BOSSES at a former wartime factory have installed CCTV cameras after “despicable” thieves stole historic gates for scrap.
Standard Life moved to improve security following the theft of one half of the 1931 gates at Banbury’s Alcan factory.
The Southam Road factory, which closed in 2007, was a major producer of metal for planes, employing 3,000 people.
During the Second World War, it helped build parts for Spitfires.
Police believe thieves stole one gate and removed parts from the other for scrap. They were part of the memorial garden at the site – which is being redeveloped for industrial units – in memory of staff killed in the Second World War.
The theft was discovered last Wednesday.

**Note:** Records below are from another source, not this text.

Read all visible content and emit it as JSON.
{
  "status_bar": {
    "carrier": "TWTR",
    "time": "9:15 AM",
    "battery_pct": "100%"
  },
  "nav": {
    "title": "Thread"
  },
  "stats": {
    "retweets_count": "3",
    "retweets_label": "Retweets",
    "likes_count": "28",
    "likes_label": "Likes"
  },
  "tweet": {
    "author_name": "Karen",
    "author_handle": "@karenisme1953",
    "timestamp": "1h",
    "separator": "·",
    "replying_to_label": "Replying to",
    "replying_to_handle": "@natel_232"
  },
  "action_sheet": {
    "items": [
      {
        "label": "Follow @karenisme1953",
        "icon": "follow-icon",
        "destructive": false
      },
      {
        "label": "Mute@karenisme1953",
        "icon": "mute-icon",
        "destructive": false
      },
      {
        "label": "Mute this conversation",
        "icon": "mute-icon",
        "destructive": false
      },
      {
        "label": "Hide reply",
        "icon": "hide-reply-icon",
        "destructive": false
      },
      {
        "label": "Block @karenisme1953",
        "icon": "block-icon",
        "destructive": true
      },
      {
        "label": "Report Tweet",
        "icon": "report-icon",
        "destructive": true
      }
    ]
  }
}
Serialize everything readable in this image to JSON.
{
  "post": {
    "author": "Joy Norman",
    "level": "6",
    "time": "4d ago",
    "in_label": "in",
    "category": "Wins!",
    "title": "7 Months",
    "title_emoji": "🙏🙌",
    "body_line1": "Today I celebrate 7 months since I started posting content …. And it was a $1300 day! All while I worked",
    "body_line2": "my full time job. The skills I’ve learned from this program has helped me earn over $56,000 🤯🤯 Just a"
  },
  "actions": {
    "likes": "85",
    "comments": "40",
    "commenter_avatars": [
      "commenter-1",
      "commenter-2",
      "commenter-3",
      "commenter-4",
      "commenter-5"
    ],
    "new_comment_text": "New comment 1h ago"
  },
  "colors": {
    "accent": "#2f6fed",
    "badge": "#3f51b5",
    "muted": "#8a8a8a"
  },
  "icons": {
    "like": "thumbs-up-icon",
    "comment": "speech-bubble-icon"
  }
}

Banbury MP Sir Tony Baldry, who visited on Saturday, said Standard Life had “lamentably failed” to protect the site. He also criticised the state of the garden, saying the pool was strewn with rubbish. He said: “This garden of remembrance has been tended to and looked after by generations of Alcan staff as a tribute and testimony to those Alcan employees who lost their life in the Second World War.
“This is not just a memorial to those who gave their life in the war, but it is an important part of Banbury history.”
Banbury Town Council leader Kieron Mallon branded the theft “despicable”. The former Alcan worker said: “If the gates have been destroyed and these people are caught then there is no sentence that is strong enough.”
Banbury Civic Society chairman Rob Kinchin-Smith said the group had previously raised concerns about the security of the gates.
He said: “Sadly, it seems most likely that the gates are now probably halfway to China.”
But a Standard Life spokesman said: “The site has always been surrounded by a secure perimeter fence. This remains in place and CCTV cameras have also now been added to the security measures.”
Its head of UK development James Stevens said the firm was “appalled” by the attacks.
He said: “We fully appreciate the importance of the gates and the memorial to the people of Banbury and we very much hope the police can bring the perpetrators of both crimes to justice.
“We are working with our insurers to ensure the gates are replaced and damage to the garden repaired.
“In addition we will be reviewing the security measures we have in place in light of the recent incidents and will discuss any proposed changes with the local council in due course.”
Pc Daniel Hopkins said: “The gates are unique and of historic interest to the victim and they have been cut up on the floor and parts removed for scrap.”
Anyone with details should call Pc Hopkins on 101 or contact the Crimestoppers charity anonymously on 0800 555111.
The rising price of scrap metal has fuelled a crime spree, particularly of lead roofs.
Copper thieves have also stolen phone cables.
As part of Operation Tornado, police are working with scrap metal dealers. People are required to provide proof of their identity when trying to sell scrap metal to dealers.
Churches are also now marking roofing so any stolen material can be traced.